If we think from the company’s point of view that it would lose its identity, we would see that there are other reasons for merging with another bigger or better company. Here are a few reasons: –

  • The company may feel that merging with another bigger company would benefit its shareholders more than independently running it. But, since the purpose of a business is to maximize the shareholders’ value, this can be a decent movie.
  • Secondly, the company may feel that by merging with another company, there would be little/almost no conflict of interest in operations (though, in most cases, it is not true).

Unless both parties agree to such a merger, it cannot happen.

So now, let us look at the legal requirements and procedures.

However, a shorter form of the statutory merger is possible too. For example, it can happen between a parent company Parent CompanyA holding company is a company that owns the majority voting shares of another company (subsidiary company). This company also generally controls the management of that company, as well as directs the subsidiary's directions and more and its subsidiary. Before going for this more concise form, one should do its due diligence carefully and thoroughly.

We need to pay heed to another aspect in case of such a merger. It is the objection of shareholders against an extraordinary transaction.

They can use their appraisal rights and demand that –

  1. They should appraise the shares of the corporation before the merger.
  2. Before the merger ever happens, the shareholder/s must give the fair market value of the shares she/he/they own in the company.
  3. In short, a statutory merger must adhere to the well-being of both the parties- shareholders and business.

Differences Between Statutory Merger and Statutory Consolidation

  • In a statutory merger, one of the two parties retains its entity, and the other merges into the other by losing its entity. Both legal entities cease to exist when two parties create a new identity in a statutory consolidation.
  • In a merger, the assets and liabilities of the merging company (one that loses its identity after the merger) become the property of the acquiring company (one that retains its identity intact even after the merger). In a consolidation, both companies’ assets and liabilities become the larger company’s assets and liabilities formed after consolidation.
  • In mergers and consolidation, the Federal and State government can stop the process of merger or consolidation by using anti-trust laws if they find that by merger or consolidation, a company (new or old) gets an unfair advantage over others or can affect the market by becoming a monopoly.

Frequently Asked Questions (FAQs)

1. What is the difference between a statutory merger and an acquisition?

The distinction lies in the treatment of the entities involved. In a statutory consolidation, both merging companies are terminated and replaced by a successor organization. On the other hand, a statutory merger is more akin to an acquisition, where one entity thrives and continues its operations after the transaction.

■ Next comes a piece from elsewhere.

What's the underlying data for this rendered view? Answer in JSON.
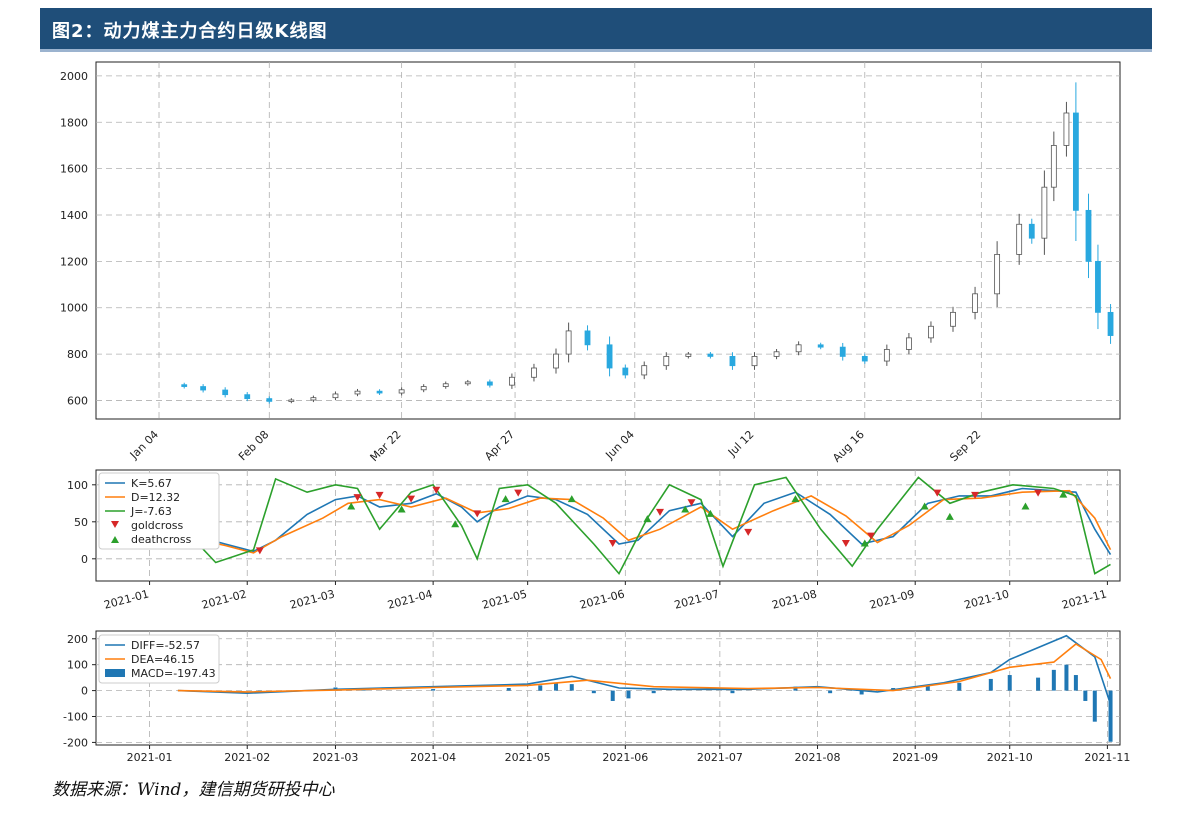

2. What are the tax consequences of a statutory merger?

The tax consequences of a statutory merger can vary depending on the specific structure chosen for the merger or acquisition transaction. It is crucial to consider the tax implications carefully when determining the appropriate format for a particular transaction.

3. What are the advantages of statutory mergers?

Statutory mergers offer advantages such as streamlined operations, enhanced market position, synergy and collaboration, access to new markets, and economies of scale. By consolidating two companies into one, redundancies can be eliminated, leading to increased efficiency. The combined resources and expertise create a stronger market presence and opportunities for collaboration and innovation. Merging also provides access to new markets ad potential cost savings through economies of scale.

This article is a guide to Statutory Merger. We discuss a statutory merger example, work, legal requirements, and differences with statutory consolidation. You may also have a look at these recommended M&A articles: –